2) The next level of stagnation involves the blood. A common example of blood stagnation is a muscle that has been tense and has formed a series of knots in the tissue, disallowing the full relaxation of the muscle, often present in low back and shoulder muscles. Blood stagnation is treated with strong local acupuncture, cupping and gua sha to physically move the blood. It often presents in combination with heat, cold, damp and phlegm stagnation.

3) Heat is part of the inflammatory process, along with redness, swelling and pain. Heat stagnation can be a secondary effect of lingering blood stagnation that starts to become inflamed, or it can be a rapid onset inflammation or infection. Heat stagnation is treated with cooling techniques, using acupuncture distally to relieve heat and inflammation while applying cooling herbal poultices and/or liniments topically. Internal herbs can be used to treat infection and inflammation concurrently. Heat is often combined with damp and blood stagnation.

4) Cold stagnation can either have a fast or a slow origin of onset, with the fast type of onset a physical exposure to cold causing the tissues to tense and the local cellular metabolism to slow down. This causes sharp stabbing pains similar to muscle cramps, accompanied by a deep ache. This can be seen with low back pain after a long bike ride with the low back improperly covered, riding through a cold and rainy environment.
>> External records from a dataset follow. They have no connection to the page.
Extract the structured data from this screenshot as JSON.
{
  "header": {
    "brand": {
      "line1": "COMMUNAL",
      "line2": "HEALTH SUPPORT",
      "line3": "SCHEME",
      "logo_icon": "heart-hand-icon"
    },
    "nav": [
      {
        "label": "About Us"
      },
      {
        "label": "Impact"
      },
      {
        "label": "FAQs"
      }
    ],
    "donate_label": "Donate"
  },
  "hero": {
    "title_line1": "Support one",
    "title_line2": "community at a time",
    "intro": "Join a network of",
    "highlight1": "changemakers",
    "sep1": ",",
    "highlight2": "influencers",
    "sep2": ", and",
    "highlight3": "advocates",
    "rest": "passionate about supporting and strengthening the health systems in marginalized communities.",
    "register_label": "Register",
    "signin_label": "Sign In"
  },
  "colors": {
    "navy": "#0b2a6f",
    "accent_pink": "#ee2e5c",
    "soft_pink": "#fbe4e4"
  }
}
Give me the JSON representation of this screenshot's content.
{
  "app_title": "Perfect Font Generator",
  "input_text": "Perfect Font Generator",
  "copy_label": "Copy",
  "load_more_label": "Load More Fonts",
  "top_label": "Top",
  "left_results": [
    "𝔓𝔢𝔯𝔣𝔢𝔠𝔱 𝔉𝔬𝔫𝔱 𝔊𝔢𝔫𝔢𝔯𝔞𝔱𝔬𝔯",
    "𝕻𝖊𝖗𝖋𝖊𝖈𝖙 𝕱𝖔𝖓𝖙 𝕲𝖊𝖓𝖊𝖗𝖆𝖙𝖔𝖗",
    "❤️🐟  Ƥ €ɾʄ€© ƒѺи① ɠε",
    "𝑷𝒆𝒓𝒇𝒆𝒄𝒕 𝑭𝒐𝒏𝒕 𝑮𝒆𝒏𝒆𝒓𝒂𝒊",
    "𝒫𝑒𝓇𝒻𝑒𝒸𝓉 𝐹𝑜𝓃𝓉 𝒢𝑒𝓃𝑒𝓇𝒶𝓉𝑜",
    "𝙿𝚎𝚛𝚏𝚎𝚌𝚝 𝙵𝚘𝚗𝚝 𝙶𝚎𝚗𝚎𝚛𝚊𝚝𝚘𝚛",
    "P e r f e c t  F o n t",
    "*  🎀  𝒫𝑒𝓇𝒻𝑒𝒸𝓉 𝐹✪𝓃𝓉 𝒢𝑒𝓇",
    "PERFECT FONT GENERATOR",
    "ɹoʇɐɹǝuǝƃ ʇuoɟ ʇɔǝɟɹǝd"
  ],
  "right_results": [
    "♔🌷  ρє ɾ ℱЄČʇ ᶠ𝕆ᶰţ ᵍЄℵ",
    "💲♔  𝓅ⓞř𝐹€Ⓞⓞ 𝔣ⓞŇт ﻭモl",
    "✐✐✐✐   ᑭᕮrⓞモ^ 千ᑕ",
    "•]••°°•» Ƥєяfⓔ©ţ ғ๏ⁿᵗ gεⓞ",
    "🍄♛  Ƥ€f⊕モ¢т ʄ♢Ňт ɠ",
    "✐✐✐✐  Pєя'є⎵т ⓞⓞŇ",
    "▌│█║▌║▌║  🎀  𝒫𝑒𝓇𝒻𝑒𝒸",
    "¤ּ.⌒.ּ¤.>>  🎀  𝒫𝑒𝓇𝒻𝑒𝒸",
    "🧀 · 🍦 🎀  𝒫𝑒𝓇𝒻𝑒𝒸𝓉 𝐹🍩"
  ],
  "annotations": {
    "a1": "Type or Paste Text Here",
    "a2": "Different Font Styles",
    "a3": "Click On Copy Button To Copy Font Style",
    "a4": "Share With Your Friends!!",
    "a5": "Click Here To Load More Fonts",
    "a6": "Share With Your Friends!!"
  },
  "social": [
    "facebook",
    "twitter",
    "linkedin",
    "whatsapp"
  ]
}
Cold stagnation is treated with warming topical liniments and poultices as well as heat packs and moxibustion combined with acupuncture to relax and warm the area. Cold stagnation is often combined with blood or phlegm stagnation.

5) Damp stagnation involves swelling that is still soft, as in the puffiness after a sprain or around a repetitive-motion injury. This can be found around the shoulder blades from overuse of the arms or across the whole low back after intense physical labor. Dampness is treated with cupping, heat poultices, local acupuncture and constitutional body points for eliminating dampness.

6) The most bizarre and deep-seated type is phlegm stagnation: a type of hard nodule or mass the center of a deep bruise, a fatty lipoma, or the swelling of vertebrae involved in arthritis. Blood and Qi stagnation must both exist prior to the formation of phlegm stagnation. This potentially takes the longest to resolve due to the need to diminish the tissue accumulation. Strong local acupuncture, plum-blossom acupuncture, cupping, gua sha, moxibustion and topical plasters and soaks are all used to treat this more difficult type of stagnation.

These six types of stagnation interact with each other and change over the course of an injury or illness. If you have had a trauma or been involved in a motor vehicle accident, make an appointment to learn more about treatment for stagnation pain at our Portland, Oregon area office.